This is a documentation of how to change or add new ssh key for your EC2 instance if you lost, and maybe compromised your private key.
The gist of it is to add in a new key pair to the disk volume of the EC2 instance. Pretty straightforward! But how can you do it without being able to ssh into the EC2 instance without the private key you just lost? You will need to attach the root volume of the EC2 instance to another temporary EC2 instance, which you can access with a new key pair, and add in the new key pair to the original volume from there.
Summon the NewKeyPair!
First, create a new key pair. You can either generate a private and public key pair on your own and import the public one into the AWS console, or create it from the AWS management console and download the private key that they generated for you thereafter. Should you go for the latter, make sure your browser is not blocking the download.
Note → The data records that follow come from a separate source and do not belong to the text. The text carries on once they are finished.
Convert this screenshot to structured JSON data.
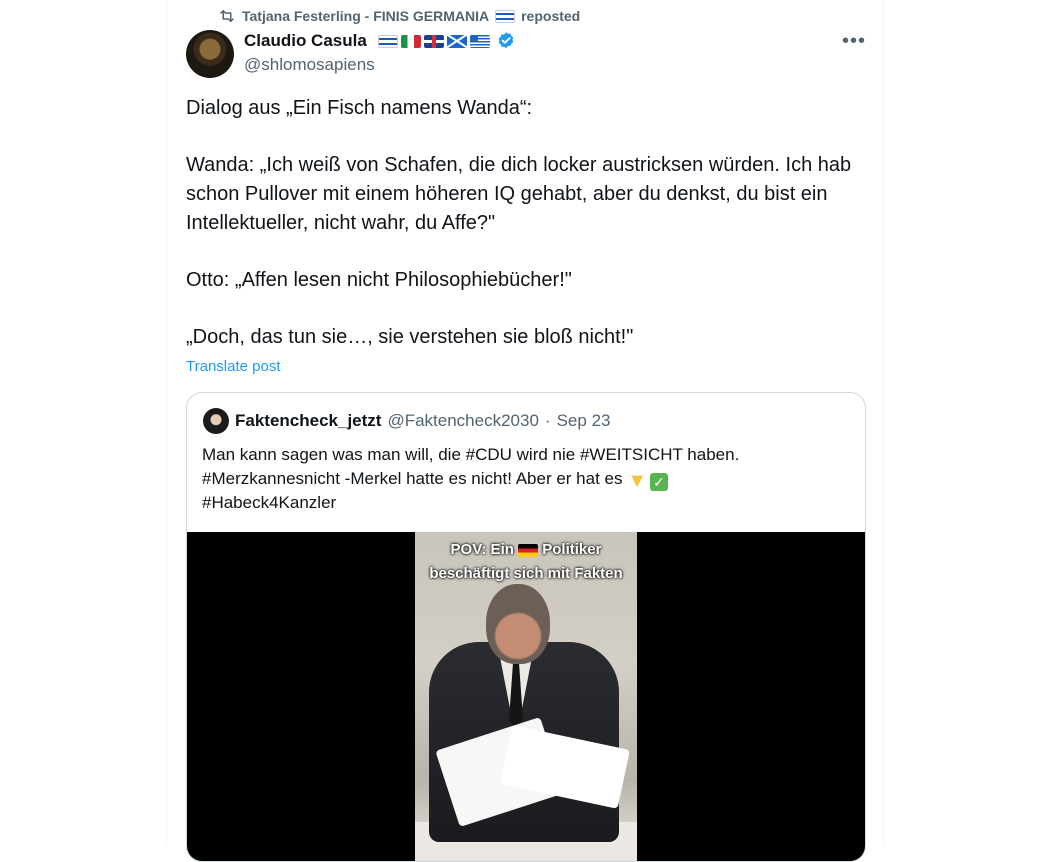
{
  "repost": {
    "label": "Tatjana Festerling - FINIS GERMANIA",
    "suffix": "reposted"
  },
  "author": {
    "name": "Claudio Casula",
    "handle": "@shlomosapiens",
    "flags": [
      "israel-flag",
      "italy-flag",
      "uk-flag",
      "scotland-flag",
      "greece-flag"
    ],
    "verified": true
  },
  "post": {
    "lines": [
      "Dialog aus „Ein Fisch namens Wanda“:",
      "Wanda: „Ich weiß von Schafen, die dich locker austricksen würden. Ich hab schon Pullover mit einem höheren IQ gehabt, aber du denkst, du bist ein Intellektueller, nicht wahr, du Affe?\"",
      "Otto: „Affen lesen nicht Philosophiebücher!\"",
      "„Doch, das tun sie…, sie verstehen sie bloß nicht!\""
    ],
    "translate_label": "Translate post"
  },
  "quote": {
    "name": "Faktencheck_jetzt",
    "handle": "@Faktencheck2030",
    "separator": "·",
    "date": "Sep 23",
    "line1": "Man kann sagen was man will, die #CDU  wird  nie   #WEITSICHT  haben.",
    "line2": "#Merzkannesnicht -Merkel hatte es nicht! Aber er hat es",
    "line3": "#Habeck4Kanzler",
    "video_caption_1_pre": "POV: Ein",
    "video_caption_1_post": "Politiker",
    "video_caption_2": "beschäftigt sich mit Fakten"
  },
  "colors": {
    "text": "#0f1419",
    "secondary": "#536471",
    "link": "#1d9bf0",
    "verified": "#1d9bf0",
    "border": "#cfd9de"
  }
}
For the rest of the article, the new key pair will be referred to as
NewKeyPair, and the old key pair
Retire The Veteran
Stop your old instance. Do not terminate!
NOTE: Your instance root volume need to be EBS backed and not instance store as instance store volumes are ephemeral. They do not persist the data after power down.
Once it has successfully stopped, you will realise that its volume remains attached. That’s EBS for you!
We will come to detaching it in a while. For now, spin up a new server.
Launch a new server with the NewKeyPair. This is a temporary server and can be any of the linux distribution.
Detach The Old Volume
In the volumes page, select the old instance volume and select
Detach as shown. There should be no error unless your old instance is still in the process of shutting down.
Once it is detached, you will observe that its status has changed to available and its
Attachment Information will become blank. Now it is freeee! Time to attach it to the new server and receive its new key pair.
Attach To New Instance
Attach the root volume to the new instance as shown.
Then select the device to mount on.
I will set
/dev/sdf as suggested. The other devices reserved for the root volume (
/dev/sda) and instance store volumes (
/dev/sd[b-e]). More information on the device naming in AWS EC2 can be found here.
Run the command
lsblk to see the new volume mounted. Note that the linux kernel has change my mount point from
xvdf as noted in the warning callout in the image above.
Mounting The Volume
You would not be able to use the volume right away after attaching without mounting the volume in the system. Mounting will tell the EC2 instance how to access this new device via its list of directory. This will require setting up a mount point. Run the commands below.
sudo mkdir /mnt/tempvol sudo mount /dev/xvdf1 /mnt/tempvol
These commands will mount the root of the device to the directory named
/mnt/tempvol. You can change directory into the volume and see that it contains content from your old server.
From the image above, you can see that the
authorized_keys file containing the old public key is placed in
/home/ubuntu/.ssh directory relative to the mount point. The new public key pair exist in the
/home/ubuntu/.ssh directory in the absolute path, which exist in the root volume of the new instance.
Adding The NewKeyPair To The Old Volume
Eventually, we want to use the new key pair to access the old server, with the content of the old volume, just like the good old times. To do get, add the NewKeyPair to the ssh folder of the old volume.
Realise that this is now possible because of the attaching and mounting of the old volume to a new instance which can be accessed due to a fresh setup and key pair creation.
I have used the append operation,
>> instead of the overwrite operation, which is a single
>. This is not necessary. It is up to you to decide if you want to get rid of the old key pair or not, depending on your situation.
If you lost your old key pair, feel free to overwrite it. There is no point hoarding it, and Marie Kondo can’t help you declutter software.
Attaching The Volume Back
Next, you can shut down your new server and attach your old volume back to the old instance. Remember, the EC2 instance will not be deleted and is still available if you chose
stop instead of
terminate when shutting it down initially.
The reason to mount it at
/dev/sda1 is because we need to give the instance back its root volume for its boot operations. If we were to mount it to another device, you will see this error when starting the server because no root volume is detected.
Back To The Past
Now you can try to connect to your old instance after it has started up.
NOTE: you will see that the connection instruction is still mentioning the
LostKeyPair. Even if you had overwritten your ssh key pair to the new one, this wrong instructions will still persist. Of course, you should connect with your
To ascertain that you have the old public keys, head dow to the <code>~/.ssh</code> directory and see that the changes you made on the new instance via attaching and mounting of the old instance’s volume has persisted.
Now, we have successfully added a new key pair to the old instance, and we can use it to ssh into the old instance form now on, even though we had lost our original key pair that was used to create it.